Get unlimited digital access to baltimoresun.com. $0.99 for 4 weeks.
News Opinion Readers Respond

Anti-texting law: 'Hands free or pay the fee'

I read with interest your article "New texting fine in force today" (Oct. 1). But while the anti-texting law mandates stiff fines for violations, the law against cell phone use without a "hands free" device remains a secondary offense. The legislature should make it a primary offense as well, then enforce it vigorously.

It's amazing to see how many people are talking on their hand-held phones and what an annoyance and potential hazard they are. You know the ones: They're driving 50 mph in the fast lane on I-95, or not stopping at stop signs or, even more annoying, staying stopped at a stop sign until they finish talking. There's a whole new breed of drivers in Maryland who are holding their cell phone with one hand and gesturing with their other, apparently while steering their moving cars with their knees and/or feet!

The first few years after its passage, the mandatory seat belt law was widely ignored. Why do we now routinely buckle up? Because the law was not only enforced, it was also enforceable and there was an aggressive campaign to educate the public. Maryland drivers will routinely ignore the "hands free" cell phone law until (1) the Maryland legislature makes it a primary offense, and (2) it is enforced and memorably marketed — "Hands free or pay the fee."

Jared Garman, Havre de Grace

Copyright © 2015, The Baltimore Sun
Related Content
  • New laws go into effect Saturday

    Glancing at a text message or an e-mail from behind the wheel will cost $500 in fines starting Saturday, when a new law goes into effect clarifying Maryland's muddled driving-while-texting rules.

  • Hogan's poultry manure regulations are full of holes
    Hogan's poultry manure regulations are full of holes

    Gov. Larry Hogan's proposed regulations for controlling poultry manure pollution that is feeding fish-killing "dead zones" in the Chesapeake Bay are flawed by a loophole that may lead to endless delay in solving the problem ("Hogan proposes curbs on farm pollution," Feb. 23).

  • Senator Barb, a city landmark
    Senator Barb, a city landmark

    Barb Mikulski called me the walking tour lady, though how I crossed her radar was a puzzle to me, at least for a while. I stood a few feet from her Monday morning and dissolved in tears as she told of choosing to raise hell instead of raising money for another run for the U.S. Senate ("Hail...

  • Mayor came through on Horseshoe community impact funds
    Mayor came through on Horseshoe community impact funds

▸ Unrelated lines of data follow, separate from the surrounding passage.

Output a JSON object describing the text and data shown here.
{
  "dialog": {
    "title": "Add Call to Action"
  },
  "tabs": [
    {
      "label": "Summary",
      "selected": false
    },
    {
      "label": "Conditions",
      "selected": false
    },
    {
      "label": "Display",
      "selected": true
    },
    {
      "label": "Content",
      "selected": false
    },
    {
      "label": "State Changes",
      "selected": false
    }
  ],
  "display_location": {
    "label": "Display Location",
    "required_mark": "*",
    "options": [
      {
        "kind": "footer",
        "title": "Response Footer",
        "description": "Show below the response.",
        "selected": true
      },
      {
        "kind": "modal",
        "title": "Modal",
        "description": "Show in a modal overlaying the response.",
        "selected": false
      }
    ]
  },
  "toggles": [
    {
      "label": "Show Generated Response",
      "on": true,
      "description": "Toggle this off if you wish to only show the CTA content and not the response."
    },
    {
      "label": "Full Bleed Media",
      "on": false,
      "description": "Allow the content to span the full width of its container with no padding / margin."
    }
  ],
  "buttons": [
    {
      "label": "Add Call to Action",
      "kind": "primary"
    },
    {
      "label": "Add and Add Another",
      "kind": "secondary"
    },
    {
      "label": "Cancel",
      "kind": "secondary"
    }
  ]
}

    It is with great pleasure that I read in Saturday's edition, "More money promised for utility work near casino" (Feb. 28) since I was critical of Mayor Stephanie Rawlings-Blake and the Board of Estimates for initially proposing to take the entire $3 million from the community impact funds. I...

  • No poachers need apply
    No poachers need apply

    I enjoyed the article about state legislators who choose to live in or near Annapolis during the 90-day winter legislative session ("Maryland's part-time lawmakers seek balance between family life, public service," March 1).

  • Parents oppose armed school police because they don't trust them
    Parents oppose armed school police because they don't trust them

    The Sun correctly identified trust as issue at the heart of the debate over whether school police officers should be allowed to carry weapons inside school buildings ("A matter of trust," Feb. 27).

  • 'Rain tax' has a bad rap
    'Rain tax' has a bad rap

    The so-called "rain" tax was a practical approach to reducing pollution in the Chesapeake Bay, but it got twisted around to be seen as another liberal agenda tax ("End 'rain tax' ridicule rap, repeal and replace law," Feb. 28).

  • Netanyahu speech a fiasco
    Netanyahu speech a fiasco

    From its inception, Israel and its supporters in America have influenced our political system not for what is best for America but for Israel's interest. President Harry Truman compromised on his and the State Department's opinion on how Israel should be founded due to political pressure and...

Comments
Loading